**Your objective**.
I'd like the entries repeated exactly, pictures omitted.

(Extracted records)
━━━━━━━━━━
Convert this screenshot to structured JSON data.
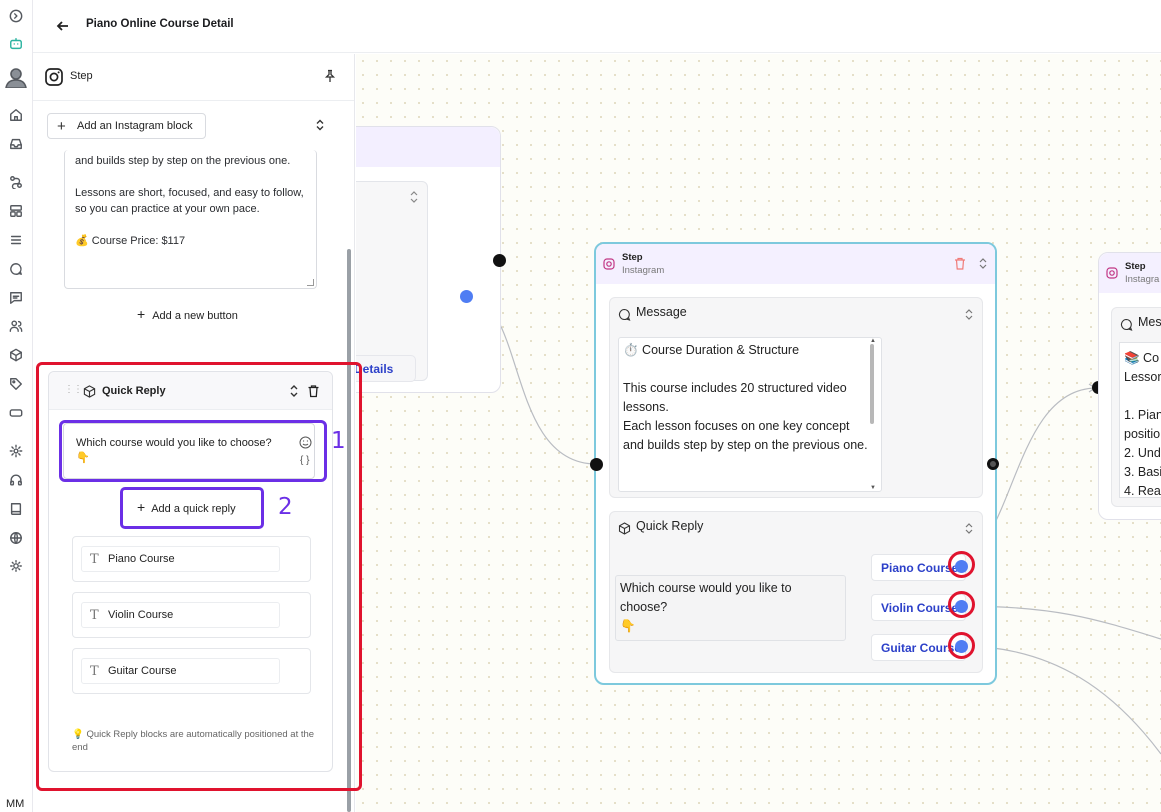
{
  "header": {
    "title": "Piano Online Course Detail"
  },
  "rail": {
    "icons": [
      "collapse-icon",
      "bot-icon",
      "user-avatar-icon",
      "home-icon",
      "inbox-icon",
      "flow-icon",
      "layout-icon",
      "list-icon",
      "chat-icon",
      "message-square-icon",
      "contacts-icon",
      "cube-icon",
      "tag-icon",
      "toggle-icon",
      "settings-icon",
      "headset-icon",
      "book-icon",
      "globe-icon",
      "sun-icon"
    ],
    "user_initials": "MM"
  },
  "panel": {
    "title": "Step",
    "add_block_label": "Add an Instagram block",
    "message_text": "and builds step by step on the previous one.\n\nLessons are short, focused, and easy to follow, so you can practice at your own pace.\n\n💰 Course Price: $117",
    "add_button_label": "Add a new button",
    "quick_reply": {
      "title": "Quick Reply",
      "text": "Which course would you like to choose?\n👇",
      "braces": "{ }",
      "add_label": "Add a quick reply",
      "items": [
        "Piano Course",
        "Violin Course",
        "Guitar Course"
      ],
      "note": "💡 Quick Reply blocks are automatically positioned at the end"
    }
  },
  "annotations": {
    "label_1": "1",
    "label_2": "2"
  },
  "canvas": {
    "left_node": {
      "button": "More Details"
    },
    "center_node": {
      "step_label": "Step",
      "channel": "Instagram",
      "message_title": "Message",
      "message_text": "⏱️ Course Duration & Structure\n\nThis course includes 20 structured video lessons.\nEach lesson focuses on one key concept and builds step by step on the previous one.",
      "quick_reply_title": "Quick Reply",
      "quick_reply_text": "Which course would you like to choose?\n👇",
      "buttons": [
        "Piano Course",
        "Violin Course",
        "Guitar Course"
      ]
    },
    "right_node": {
      "step_label": "Step",
      "channel": "Instagra",
      "message_title": "Mes",
      "message_text": "📚 Co\nLessor\n\n1. Pian\npositio\n2. Unde\n3. Basi\n4. Reac"
    }
  },
  "colors": {
    "annotation_red": "#e0132e",
    "annotation_purple": "#6b2fe6",
    "link_blue": "#2c40c9",
    "node_border_active": "#7dc9dd",
    "port_blue": "#4f7df3"
  }
}
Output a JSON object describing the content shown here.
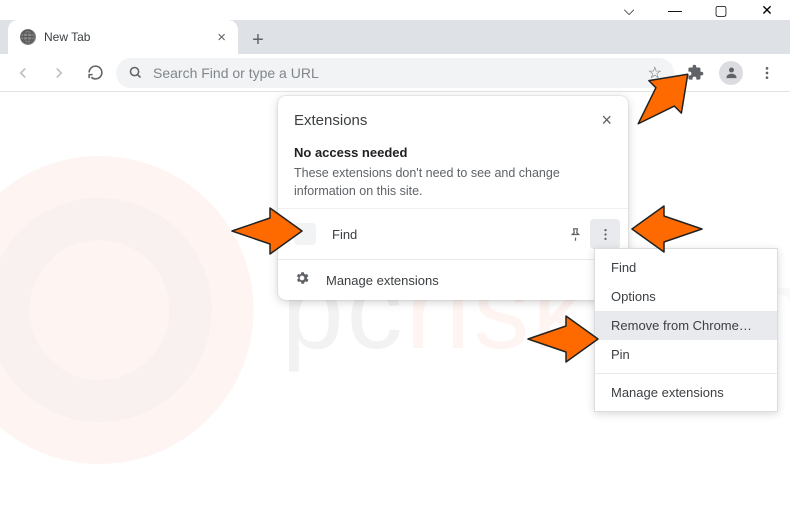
{
  "window": {
    "tab_title": "New Tab",
    "controls": {
      "min": "—",
      "max": "▢",
      "close": "✕",
      "dropdown": "⌵"
    }
  },
  "toolbar": {
    "omnibox_placeholder": "Search Find or type a URL",
    "icons": {
      "back": "back-icon",
      "forward": "forward-icon",
      "reload": "reload-icon",
      "search": "search-icon",
      "star": "star-icon",
      "extensions": "puzzle-icon",
      "profile": "profile-icon",
      "menu": "kebab-icon"
    }
  },
  "ext_popup": {
    "title": "Extensions",
    "heading": "No access needed",
    "desc": "These extensions don't need to see and change information on this site.",
    "item_name": "Find",
    "footer_label": "Manage extensions"
  },
  "ctx_menu": {
    "items": [
      "Find",
      "Options",
      "Remove from Chrome…",
      "Pin",
      "Manage extensions"
    ],
    "highlighted_index": 2
  },
  "watermark": {
    "prefix": "pc",
    "mid": "risk",
    "suffix": ".com"
  }
}
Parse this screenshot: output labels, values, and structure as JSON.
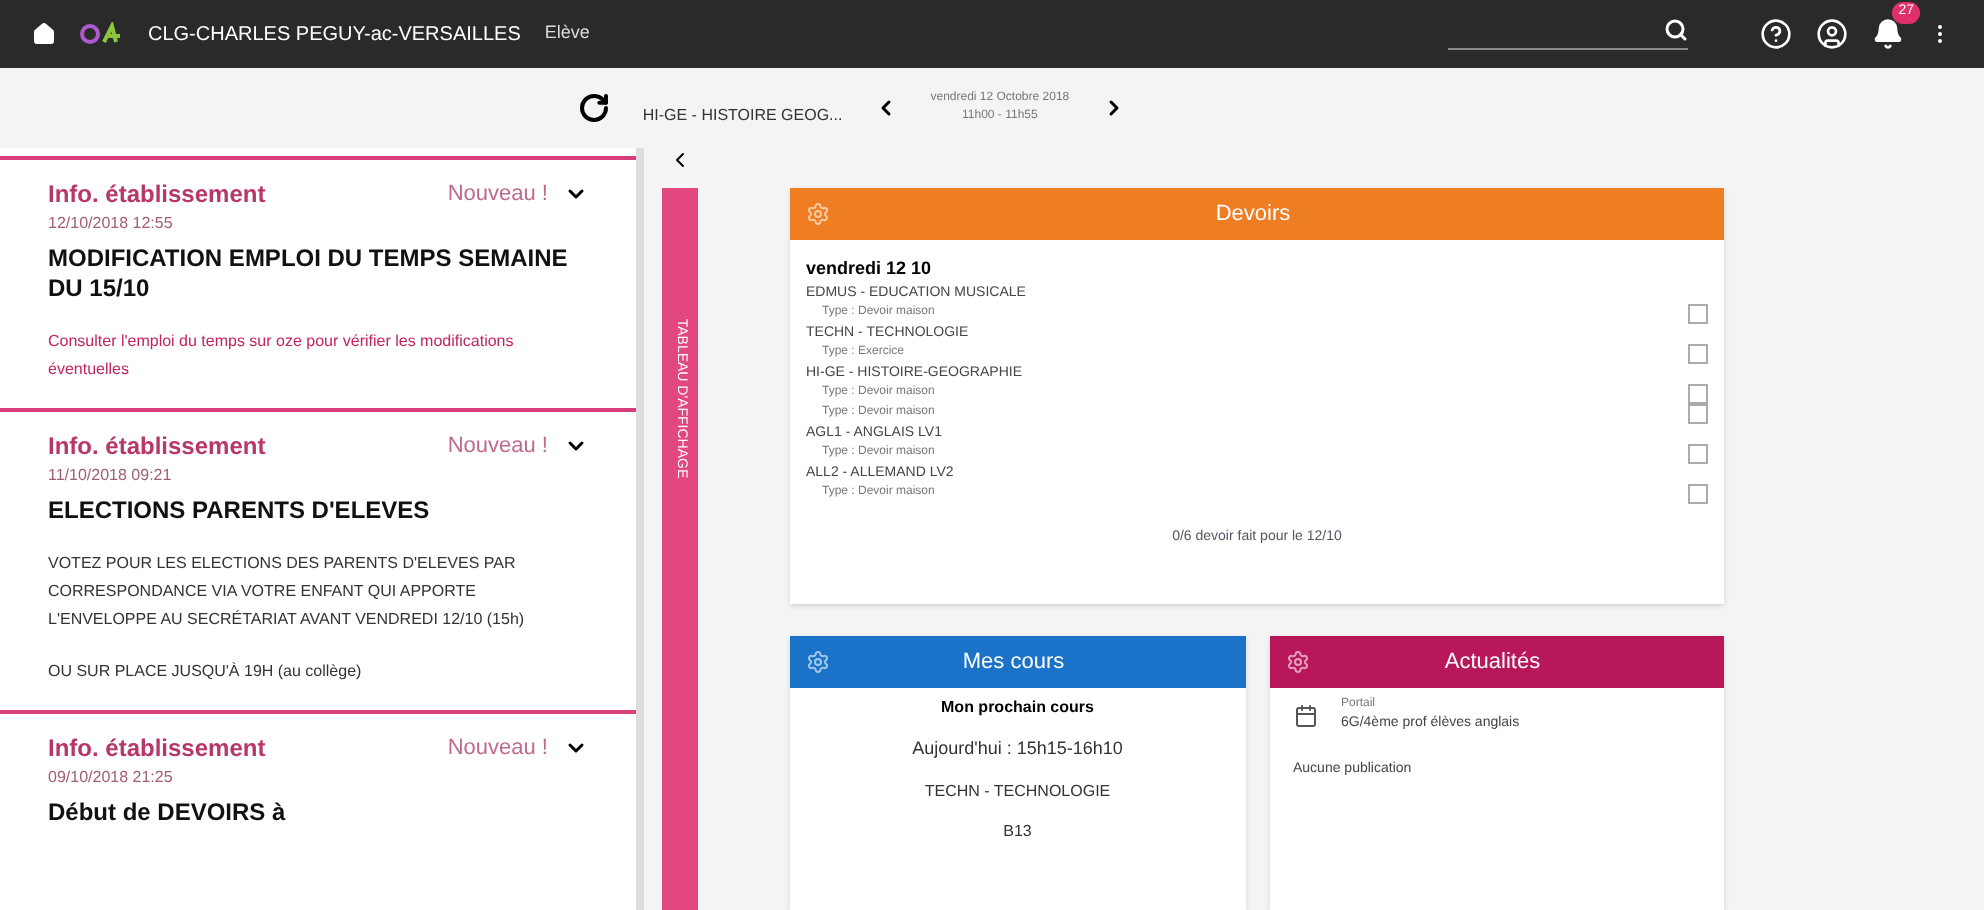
{
  "topbar": {
    "school": "CLG-CHARLES PEGUY-ac-VERSAILLES",
    "role": "Elève",
    "notifications": "27"
  },
  "course_nav": {
    "course": "HI-GE - HISTOIRE GEOG...",
    "date": "vendredi 12 Octobre 2018",
    "time": "11h00 - 11h55"
  },
  "posts": [
    {
      "category": "Info. établissement",
      "badge": "Nouveau !",
      "date": "12/10/2018 12:55",
      "title": "MODIFICATION EMPLOI DU TEMPS SEMAINE DU 15/10",
      "body": [
        {
          "kind": "link",
          "text": "Consulter l'emploi du temps sur oze pour vérifier les modifications éventuelles"
        }
      ]
    },
    {
      "category": "Info. établissement",
      "badge": "Nouveau !",
      "date": "11/10/2018 09:21",
      "title": "ELECTIONS PARENTS D'ELEVES",
      "body": [
        {
          "kind": "plain",
          "text": "VOTEZ POUR LES ELECTIONS DES PARENTS D'ELEVES PAR CORRESPONDANCE VIA VOTRE ENFANT QUI APPORTE L'ENVELOPPE AU SECRÉTARIAT AVANT VENDREDI 12/10 (15h)"
        },
        {
          "kind": "plain",
          "text": "OU SUR PLACE JUSQU'À 19H (au collège)"
        }
      ]
    },
    {
      "category": "Info. établissement",
      "badge": "Nouveau !",
      "date": "09/10/2018 21:25",
      "title": "Début de DEVOIRS à"
    }
  ],
  "side_tab": "TABLEAU D'AFFICHAGE",
  "devoirs": {
    "title": "Devoirs",
    "day": "vendredi 12 10",
    "subjects": [
      {
        "name": "EDMUS - EDUCATION MUSICALE",
        "tasks": [
          {
            "type": "Type : Devoir maison",
            "done": false
          }
        ]
      },
      {
        "name": "TECHN - TECHNOLOGIE",
        "tasks": [
          {
            "type": "Type : Exercice",
            "done": false
          }
        ]
      },
      {
        "name": "HI-GE - HISTOIRE-GEOGRAPHIE",
        "tasks": [
          {
            "type": "Type : Devoir maison",
            "done": false
          },
          {
            "type": "Type : Devoir maison",
            "done": false
          }
        ]
      },
      {
        "name": "AGL1 - ANGLAIS LV1",
        "tasks": [
          {
            "type": "Type : Devoir maison",
            "done": false
          }
        ]
      },
      {
        "name": "ALL2 - ALLEMAND LV2",
        "tasks": [
          {
            "type": "Type : Devoir maison",
            "done": false
          }
        ]
      }
    ],
    "summary": "0/6 devoir fait pour le 12/10"
  },
  "cours": {
    "title": "Mes cours",
    "heading": "Mon prochain cours",
    "when": "Aujourd'hui : 15h15-16h10",
    "subject": "TECHN - TECHNOLOGIE",
    "room": "B13"
  },
  "actualites": {
    "title": "Actualités",
    "source": "Portail",
    "group": "6G/4ème prof élèves anglais",
    "empty": "Aucune publication"
  }
}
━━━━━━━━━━
**Exercise output**.
Convert this screenshot to structured JSON data.
{
  "header": {
    "title": "Piano Online Course Detail"
  },
  "rail": {
    "icons": [
      "collapse-icon",
      "bot-icon",
      "user-avatar-icon",
      "home-icon",
      "inbox-icon",
      "flow-icon",
      "layout-icon",
      "list-icon",
      "chat-icon",
      "message-square-icon",
      "contacts-icon",
      "cube-icon",
      "tag-icon",
      "toggle-icon",
      "settings-icon",
      "headset-icon",
      "book-icon",
      "globe-icon",
      "sun-icon"
    ],
    "user_initials": "MM"
  },
  "panel": {
    "title": "Step",
    "add_block_label": "Add an Instagram block",
    "message_text": "and builds step by step on the previous one.\n\nLessons are short, focused, and easy to follow, so you can practice at your own pace.\n\n💰 Course Price: $117",
    "add_button_label": "Add a new button",
    "quick_reply": {
      "title": "Quick Reply",
      "text": "Which course would you like to choose?\n👇",
      "braces": "{ }",
      "add_label": "Add a quick reply",
      "items": [
        "Piano Course",
        "Violin Course",
        "Guitar Course"
      ],
      "note": "💡 Quick Reply blocks are automatically positioned at the end"
    }
  },
  "annotations": {
    "label_1": "1",
    "label_2": "2"
  },
  "canvas": {
    "left_node": {
      "button": "More Details"
    },
    "center_node": {
      "step_label": "Step",
      "channel": "Instagram",
      "message_title": "Message",
      "message_text": "⏱️ Course Duration & Structure\n\nThis course includes 20 structured video lessons.\nEach lesson focuses on one key concept and builds step by step on the previous one.",
      "quick_reply_title": "Quick Reply",
      "quick_reply_text": "Which course would you like to choose?\n👇",
      "buttons": [
        "Piano Course",
        "Violin Course",
        "Guitar Course"
      ]
    },
    "right_node": {
      "step_label": "Step",
      "channel": "Instagra",
      "message_title": "Mes",
      "message_text": "📚 Co\nLessor\n\n1. Pian\npositio\n2. Unde\n3. Basi\n4. Reac"
    }
  },
  "colors": {
    "annotation_red": "#e0132e",
    "annotation_purple": "#6b2fe6",
    "link_blue": "#2c40c9",
    "node_border_active": "#7dc9dd",
    "port_blue": "#4f7df3"
  }
}
Output a JSON object describing the content shown here.
{
  "window": {
    "tab_title": "New Tab",
    "controls": {
      "min": "—",
      "max": "▢",
      "close": "✕",
      "dropdown": "⌵"
    }
  },
  "toolbar": {
    "omnibox_placeholder": "Search Find or type a URL",
    "icons": {
      "back": "back-icon",
      "forward": "forward-icon",
      "reload": "reload-icon",
      "search": "search-icon",
      "star": "star-icon",
      "extensions": "puzzle-icon",
      "profile": "profile-icon",
      "menu": "kebab-icon"
    }
  },
  "ext_popup": {
    "title": "Extensions",
    "heading": "No access needed",
    "desc": "These extensions don't need to see and change information on this site.",
    "item_name": "Find",
    "footer_label": "Manage extensions"
  },
  "ctx_menu": {
    "items": [
      "Find",
      "Options",
      "Remove from Chrome…",
      "Pin",
      "Manage extensions"
    ],
    "highlighted_index": 2
  },
  "watermark": {
    "prefix": "pc",
    "mid": "risk",
    "suffix": ".com"
  }
}
Parse this screenshot: output labels, values, and structure as JSON.
{
  "topbar": {
    "school": "CLG-CHARLES PEGUY-ac-VERSAILLES",
    "role": "Elève",
    "notifications": "27"
  },
  "course_nav": {
    "course": "HI-GE - HISTOIRE GEOG...",
    "date": "vendredi 12 Octobre 2018",
    "time": "11h00 - 11h55"
  },
  "posts": [
    {
      "category": "Info. établissement",
      "badge": "Nouveau !",
      "date": "12/10/2018 12:55",
      "title": "MODIFICATION EMPLOI DU TEMPS SEMAINE DU 15/10",
      "body": [
        {
          "kind": "link",
          "text": "Consulter l'emploi du temps sur oze pour vérifier les modifications éventuelles"
        }
      ]
    },
    {
      "category": "Info. établissement",
      "badge": "Nouveau !",
      "date": "11/10/2018 09:21",
      "title": "ELECTIONS PARENTS D'ELEVES",
      "body": [
        {
          "kind": "plain",
          "text": "VOTEZ POUR LES ELECTIONS DES PARENTS D'ELEVES PAR CORRESPONDANCE VIA VOTRE ENFANT QUI APPORTE L'ENVELOPPE AU SECRÉTARIAT AVANT VENDREDI 12/10 (15h)"
        },
        {
          "kind": "plain",
          "text": "OU SUR PLACE JUSQU'À 19H (au collège)"
        }
      ]
    },
    {
      "category": "Info. établissement",
      "badge": "Nouveau !",
      "date": "09/10/2018 21:25",
      "title": "Début de DEVOIRS à"
    }
  ],
  "side_tab": "TABLEAU D'AFFICHAGE",
  "devoirs": {
    "title": "Devoirs",
    "day": "vendredi 12 10",
    "subjects": [
      {
        "name": "EDMUS - EDUCATION MUSICALE",
        "tasks": [
          {
            "type": "Type : Devoir maison",
            "done": false
          }
        ]
      },
      {
        "name": "TECHN - TECHNOLOGIE",
        "tasks": [
          {
            "type": "Type : Exercice",
            "done": false
          }
        ]
      },
      {
        "name": "HI-GE - HISTOIRE-GEOGRAPHIE",
        "tasks": [
          {
            "type": "Type : Devoir maison",
            "done": false
          },
          {
            "type": "Type : Devoir maison",
            "done": false
          }
        ]
      },
      {
        "name": "AGL1 - ANGLAIS LV1",
        "tasks": [
          {
            "type": "Type : Devoir maison",
            "done": false
          }
        ]
      },
      {
        "name": "ALL2 - ALLEMAND LV2",
        "tasks": [
          {
            "type": "Type : Devoir maison",
            "done": false
          }
        ]
      }
    ],
    "summary": "0/6 devoir fait pour le 12/10"
  },
  "cours": {
    "title": "Mes cours",
    "heading": "Mon prochain cours",
    "when": "Aujourd'hui : 15h15-16h10",
    "subject": "TECHN - TECHNOLOGIE",
    "room": "B13"
  },
  "actualites": {
    "title": "Actualités",
    "source": "Portail",
    "group": "6G/4ème prof élèves anglais",
    "empty": "Aucune publication"
  }
}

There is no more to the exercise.